Dharma Gleanings


cynthia rich

June 5, 2013—July 7, 2013

June 5, 2013
The more I accept death, the more I love life, because I’m living my life in the sunshine—without the shadow of death.

June 14, 2013
In the hospital I meet Gloria, who has intense undiagnosed stomach pain, nausea, diarrhea that has continued for years. Twenty years ago she was on dialysis when she had a kidney transplant that has lasted unusually long. I can see in her face the happiness and peace with life that she tells me about. She is a Christian, but what she shares with me is clearly out of very personal direct experience with meeting challenges—everything she says could be said in those words by a Buddhist. She talks with compassion about herself in the past, and about others she’s met during her challenges—people who are still, in my language, out of alignment with their reality. In Gloria’s words, “When you’re begging God, you’re still worrying and you’re still trying to be in control.” She has come to fully understand the sweetness and lightness of surrender and gratitude, the folly of shooting the second arrow. “I have so much pain—why would I want to add to that?”

July 3, 2013
I’ve just recently—working with an object of my ill-will who powerfully and helpfully triggers my sister—come to even greater clarity, like Gloria’s, that I am fed up with the suffering that comes with ill-will.
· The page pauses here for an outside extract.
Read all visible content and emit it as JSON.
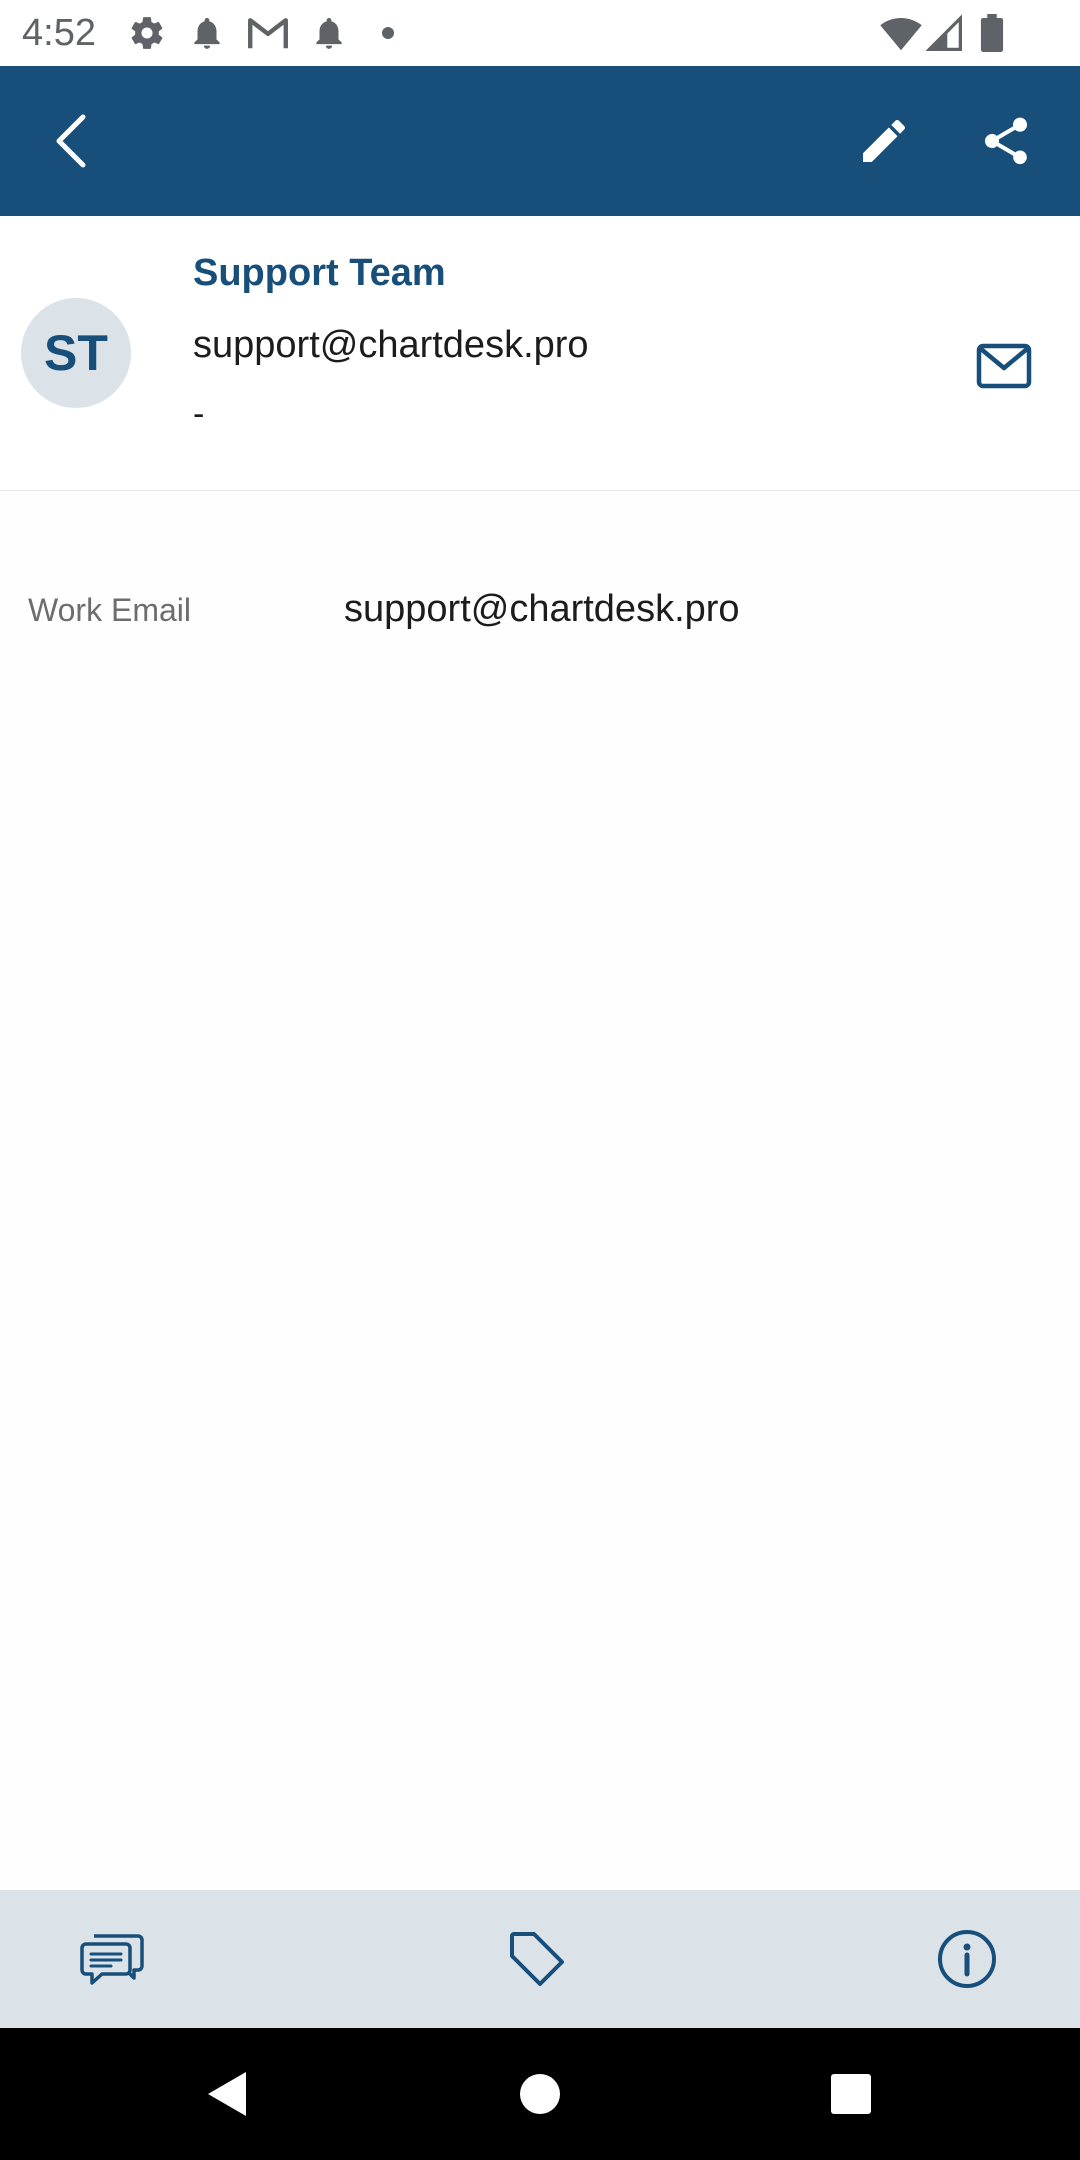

It now has almost none of the seductive hook for me. In these last years I have experienced very little ill-will, but because my awareness of my sister’s role in the misery of my childhood is quite recent, whatever triggers that early cruelty creates profound fear, grief, anger, the usual suspects. At the same time that I was working with my reactions intensely, I was writing a dharma talk on impermanence, and that proved helpful to me. It helped me to see that in order to feel ill-will, it’s necessary to solidify people who are actually in flux—we define them, and fix them, in their unworthiness. And with equal clarity I saw that I am not only doing that towards the object of my ill-will (and object, of course, is the perfect word for the objectification of ill-will)—I am also solidifying, fixing, objectifying myself. For the first time I realized that whenever we feel anger or fear or even grief, our bodies, our identities, become rigid—we have snatched ourselves out of the flow of life.

I recognize that there is a grief that is not dukkha, as we may experience after a death or witnessing the storm scene in King Lear, and it is fluid—a spacious grief that connects us to the universe, opens our heart wide rather than closing it. I feel such grief hearing the painful stories of childhood so often shared with me in the hospital.

The grief that solidifies us is the grief of our personal disappointment, it is the grief of suffering, of the unreal, the grief of attachment and aversion. The larger grief is the grief of tonglen, of taking in the suffering of the world, a grief that allows us to absorb a larger reality. We should probably learn to identify in ourselves which space we are in when we feel “grief.”

July 6, 2013
I become more and more aware of the value and liberation that comes from consistently disentangling the past from the present. Lately I have begun experimenting with rephrasing difficult emotions. First I rephrase them, if necessary, to reflect their original intensity in childhood—instead of “sad” I use “grieving,” instead of “frustrated” I use “angry,” and then I place these stronger feelings in the past tense where they belong. “I’m feeling sad” would translate into “I had so much grief.” “I’m frustrated” would become “I was very angry.” “I’m feeling anxious” would be “I was very frightened.” “I resent her success” would be “I had a lot of envy.” If I recognize in myself that my feelings towards someone have been tinged with meanness, I can acknowledge that child in myself with compassion rather than judgement: “I wanted to hurt her.” There can be a release and a great relief that comes from honoring the true nature of our feelings.

We are freed to see the present moment with greater clarity and discernment.

I’ve discovered that even the future, which most of us think about far more than we need for planning, is usually the past. We allow ourselves to focus on the future as much as we do, and even believe it is necessary and prudent, because of mild underlying anxiety. If I keep thinking about my upcoming trip in a way that is not joyful, it is probably because I am uneasy that I haven’t thought of everything I need to do, and my “uneasiness” is upcoming from Little Cynthia, who is trying to allay her ancient fears of not being adequate.

July 7, 2013
Yesterday at a day-long retreat, I began investigating “unpleasant-pleasant-neutral” in my body in a way new to me. I could observe not only that unpleasant moves to neutral, for example, but that all three can, and probably always do, coexist all at once. I felt the back of my hand as neutral at the same time that the numbness in my foot was unpleasant and the cool breeze on my arms was pleasant. It’s all happening at the same time, all of the time, only we choose what to focus on. We can choose too not to solidify—a moment later the “unpleasant” of my numb foot shifted to “neutral.” The more I take in how fluid and multi-faceted life is, I am, my loved ones or my “enemies” are, the freer and lighter I feel. And the wiser I am.